  4. Winking Doll,

    That's amazing. I hope to visit Vancouver some day. I heard that it's a beautiful city with a backdrop of the Rockies. One thing I value greatly here is the wide open spaces and how tranquil it is.

    Overseas sinkie

    1. Hi Overseas Sinkie,

      Vancouver is considered city/urban living, although (I heard) not as buzzling as Toronto, and definitely not as crowded as Singapore.

      I love the mountainous backdrop against our daily commute here in Metro Vancouver. The proximity of the mountains to the city (quick 1-2 hours drive) meant that one can combine the convenience of urban living with the beautiful respite of nature all within a day. With help and planning by experienced and fit friends, even someone with limited physical fitness (i.e. yours truly) can enjoy the glory of the mountains here.

      Come visit the west coast when you have the chance. As for myself, a cross-Canada trip to explore the other provinces/territories is on my bucket list.

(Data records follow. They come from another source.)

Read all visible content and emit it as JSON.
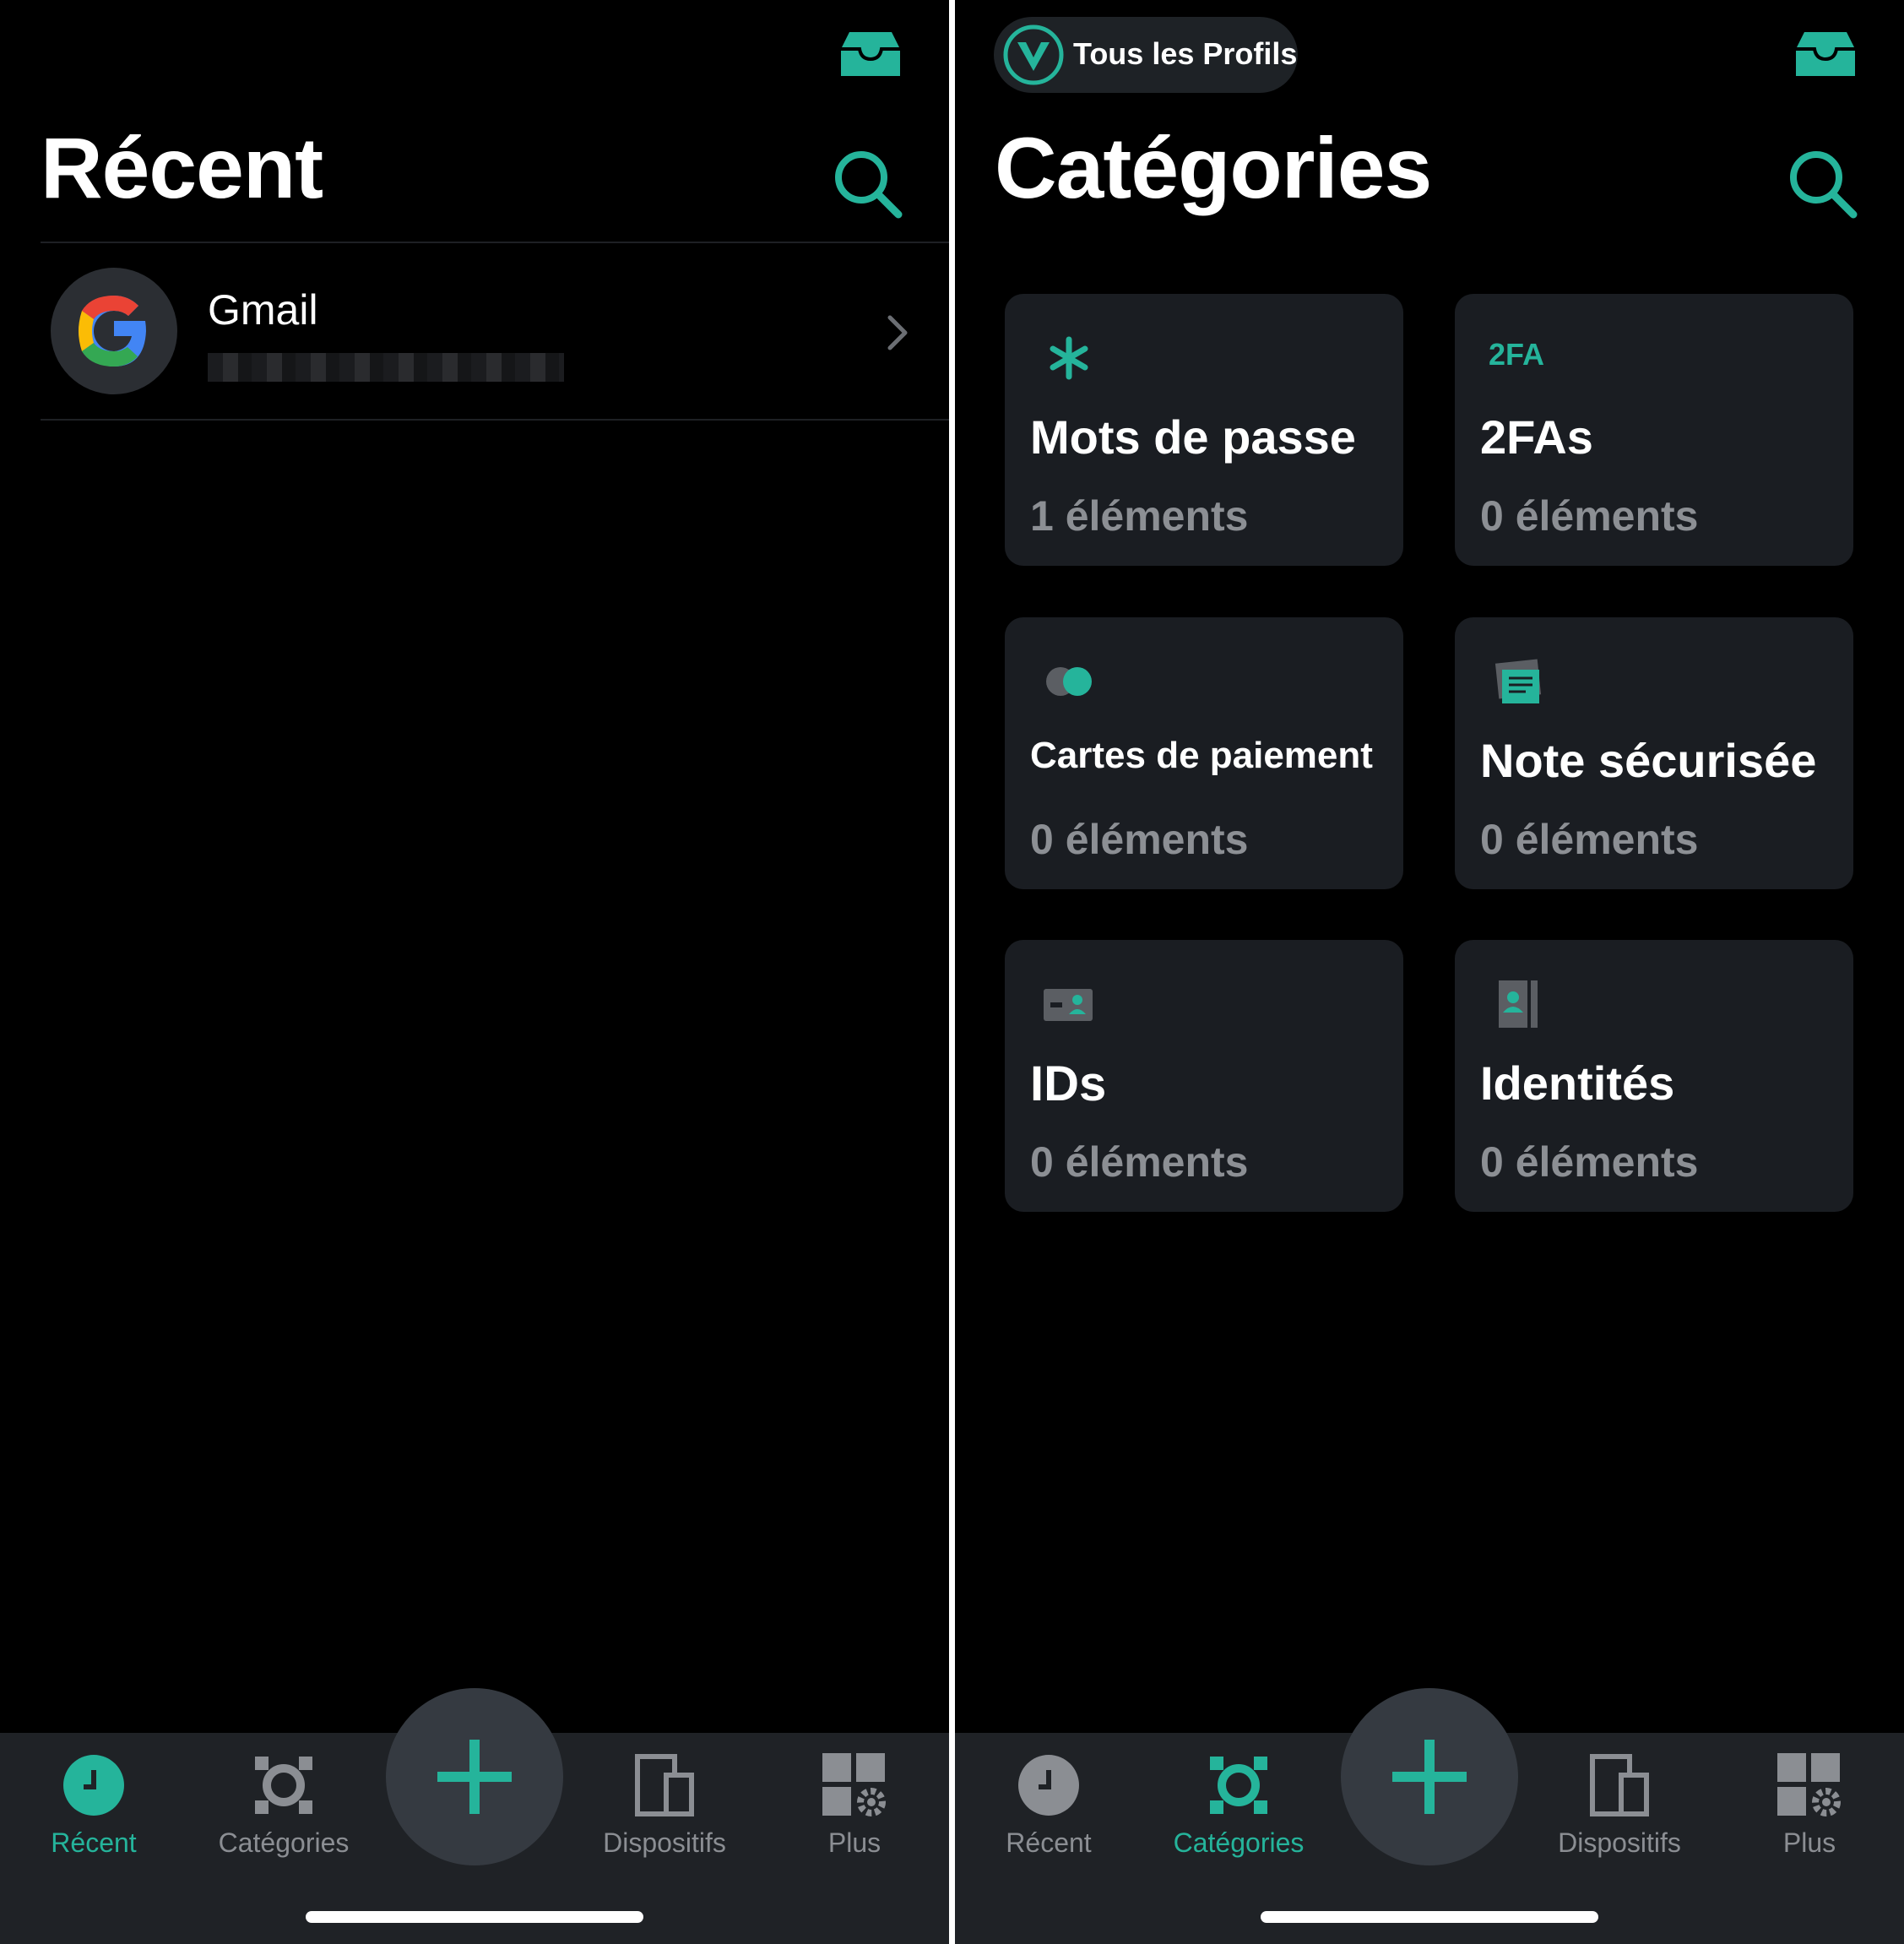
{
  "left": {
    "title": "Récent",
    "items": [
      {
        "name": "Gmail"
      }
    ]
  },
  "right": {
    "profile_label": "Tous les Profils",
    "title": "Catégories",
    "cards": [
      {
        "icon": "asterisk-icon",
        "title": "Mots de passe",
        "count": "1 éléments"
      },
      {
        "icon": "2fa-tag",
        "tag": "2FA",
        "title": "2FAs",
        "count": "0 éléments"
      },
      {
        "icon": "payment-cards-icon",
        "title": "Cartes de paiement",
        "count": "0 éléments"
      },
      {
        "icon": "secure-note-icon",
        "title": "Note sécurisée",
        "count": "0 éléments"
      },
      {
        "icon": "id-card-icon",
        "title": "IDs",
        "count": "0 éléments"
      },
      {
        "icon": "identity-icon",
        "title": "Identités",
        "count": "0 éléments"
      }
    ]
  },
  "tabs": [
    "Récent",
    "Catégories",
    "Dispositifs",
    "Plus"
  ],
  "colors": {
    "accent": "#25b49b",
    "background": "#000000",
    "card": "#1a1d22",
    "tabbar": "#1f2226",
    "muted": "#8c8f94"
  }
}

      FYI if you're interested: UBC (University of British Columbia) has a free online library of videos, interviews, stories and history about the Chinese Canadians. I enjoyed the videos on "Chinese Canadian Stories".

      Cheers, WD.

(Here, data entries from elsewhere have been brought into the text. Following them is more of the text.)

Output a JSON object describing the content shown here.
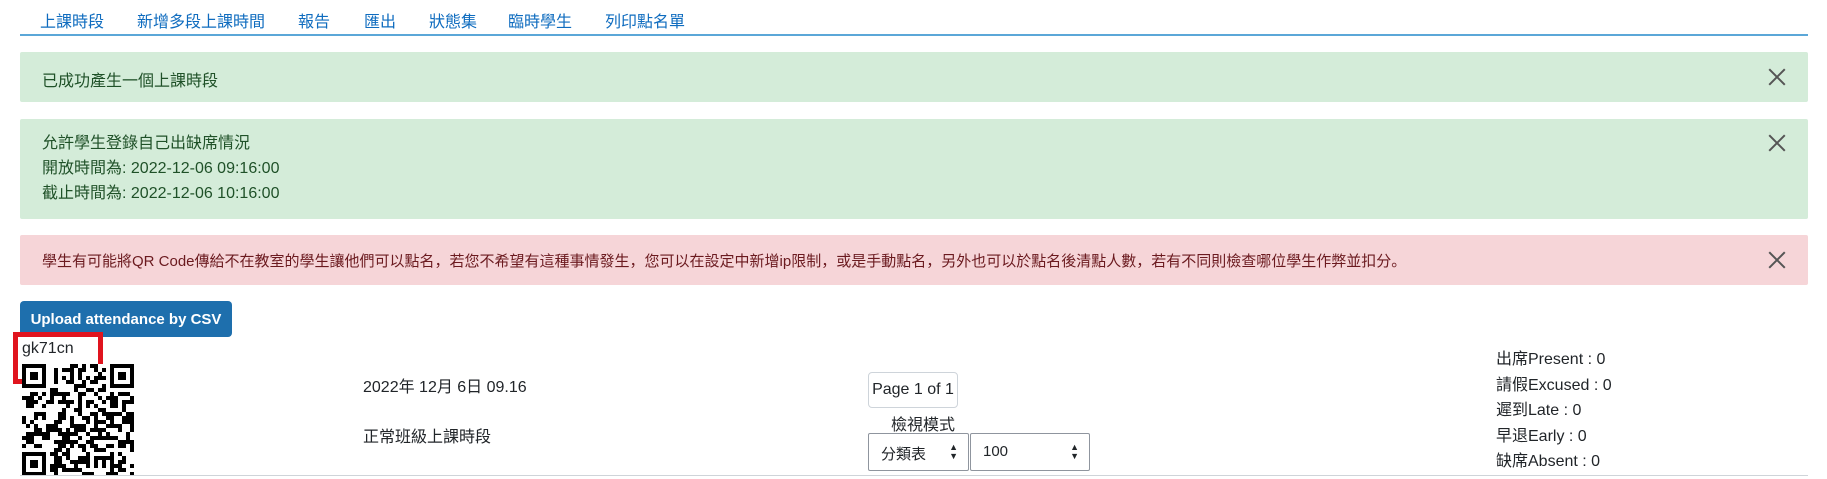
{
  "nav": {
    "items": [
      "上課時段",
      "新增多段上課時間",
      "報告",
      "匯出",
      "狀態集",
      "臨時學生",
      "列印點名單"
    ]
  },
  "alerts": {
    "success1": "已成功產生一個上課時段",
    "success2": {
      "line1": "允許學生登錄自己出缺席情況",
      "line2": "開放時間為: 2022-12-06 09:16:00",
      "line3": "截止時間為: 2022-12-06 10:16:00"
    },
    "danger": "學生有可能將QR Code傳給不在教室的學生讓他們可以點名，若您不希望有這種事情發生，您可以在設定中新增ip限制，或是手動點名，另外也可以於點名後清點人數，若有不同則檢查哪位學生作弊並扣分。"
  },
  "upload_button": "Upload attendance by CSV",
  "session": {
    "code": "gk71cn",
    "date": "2022年 12月 6日 09.16",
    "type": "正常班級上課時段"
  },
  "pager": {
    "label": "Page 1 of 1"
  },
  "view_mode": {
    "label": "檢視模式",
    "select1": "分類表",
    "select2": "100"
  },
  "stats": {
    "present": "出席Present : 0",
    "excused": "請假Excused : 0",
    "late": "遲到Late : 0",
    "early": "早退Early : 0",
    "absent": "缺席Absent : 0"
  },
  "colors": {
    "accent": "#0f6cbf",
    "success_bg": "#d4ecd9",
    "danger_bg": "#f6d5d8",
    "button": "#1e6fad",
    "highlight": "#e0141e"
  }
}
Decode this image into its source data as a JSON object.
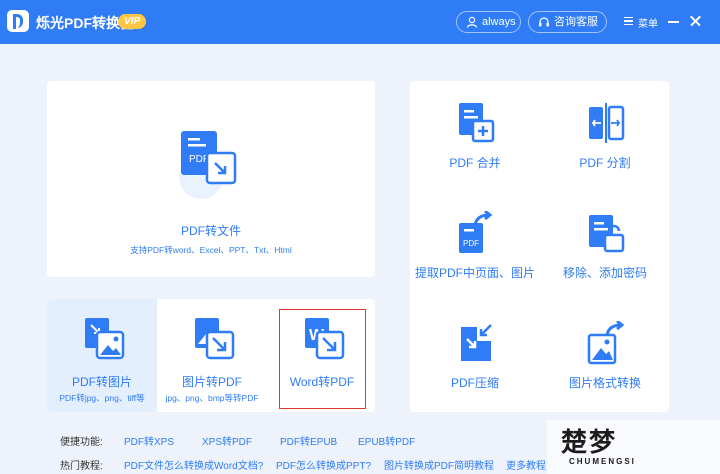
{
  "titlebar": {
    "app_title": "烁光PDF转换器",
    "vip_badge": "VIP",
    "user_label": "always",
    "service_label": "咨询客服",
    "menu_label": "菜单",
    "accent": "#2f7cf6"
  },
  "main_card": {
    "title": "PDF转文件",
    "subtitle": "支持PDF转word、Excel、PPT、Txt、Html",
    "icon_text": "PDF"
  },
  "sub_items": [
    {
      "title": "PDF转图片",
      "subtitle": "PDF转jpg、png、tiff等"
    },
    {
      "title": "图片转PDF",
      "subtitle": "jpg、png、bmp等转PDF"
    },
    {
      "title": "Word转PDF",
      "subtitle": "",
      "icon_text": "W"
    }
  ],
  "tools": [
    {
      "title": "PDF 合并"
    },
    {
      "title": "PDF 分割"
    },
    {
      "title": "提取PDF中页面、图片",
      "icon_text": "PDF"
    },
    {
      "title": "移除、添加密码"
    },
    {
      "title": "PDF压缩"
    },
    {
      "title": "图片格式转换"
    }
  ],
  "footer": {
    "quick_label": "便捷功能:",
    "quick_links": [
      "PDF转XPS",
      "XPS转PDF",
      "PDF转EPUB",
      "EPUB转PDF"
    ],
    "hot_label": "热门教程:",
    "hot_links": [
      "PDF文件怎么转换成Word文档?",
      "PDF怎么转换成PPT?",
      "图片转换成PDF简明教程",
      "更多教程"
    ]
  },
  "watermark": {
    "main": "楚梦",
    "sub": "CHUMENGSI"
  }
}
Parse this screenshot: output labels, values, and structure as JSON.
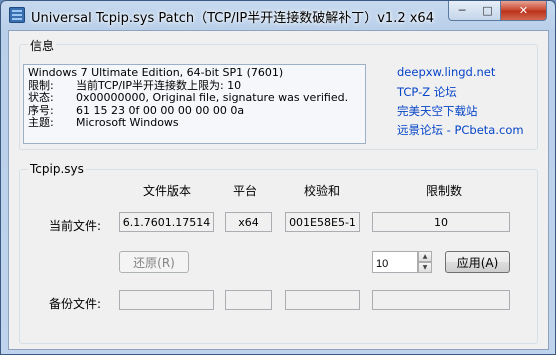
{
  "window": {
    "title": "Universal Tcpip.sys Patch（TCP/IP半开连接数破解补丁）v1.2 x64",
    "minimize": "─",
    "maximize": "□",
    "close": "✕"
  },
  "info": {
    "group_title": "信息",
    "os_line": "Windows 7 Ultimate Edition, 64-bit SP1 (7601)",
    "rows": [
      {
        "key": "限制:",
        "value": "当前TCP/IP半开连接数上限为:   10"
      },
      {
        "key": "状态:",
        "value": "0x00000000, Original file, signature was verified."
      },
      {
        "key": "序号:",
        "value": "61 15 23 0f 00 00 00 00 00 0a"
      },
      {
        "key": "主题:",
        "value": "Microsoft Windows"
      }
    ],
    "links": [
      "deepxw.lingd.net",
      "TCP-Z 论坛",
      "完美天空下载站",
      "远景论坛 - PCbeta.com"
    ]
  },
  "tcpip": {
    "group_title": "Tcpip.sys",
    "headers": {
      "version": "文件版本",
      "platform": "平台",
      "checksum": "校验和",
      "limit": "限制数"
    },
    "current": {
      "label": "当前文件:",
      "version": "6.1.7601.17514",
      "platform": "x64",
      "checksum": "001E58E5-1",
      "limit": "10"
    },
    "restore_label": "还原(R)",
    "spin_value": "10",
    "apply_label": "应用(A)",
    "backup": {
      "label": "备份文件:",
      "version": "",
      "platform": "",
      "checksum": "",
      "limit": ""
    }
  }
}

  5. Singaporean here. As i deal with my current obessesion with migration from reading blogs here, im pretty happy for some reason that you settled down well and happy. To me, that kinda gives me a bit of hope that someday i can call some other place, other than here, my true home.

    Indeed, i have a bit of an idealistic mindset, prob coz its the June hols (when im act suppose to be studying) but I have thought of migrating somewhere else. This is not the perfect time to even think about migration, lol, but i cant stand the rat race race anymore and I feel the urge to live a meaningful lifestyle.


    1. Hi najiha,

      Thanks for visiting and leaving a comment.

      I presume you are still a young student (age 20's and under). If so and your family can afford it, consider doing your further education/training overseas in the target country of your migration plans. It will make it so much easier for you to settle into your host country as you would have made friends, understood the local culture and obtained local qualifications/experience while being a student (and working and/or volunteering part-time while on student visa, of course).

      Check out my blog series on Migrating Via Student Visa to Canada written in Sep-2013. Note: Its contents may be obsolete since Canadian immigration rules get updated frequently, especially around May each year.

      Good luck!

      Cheers, WD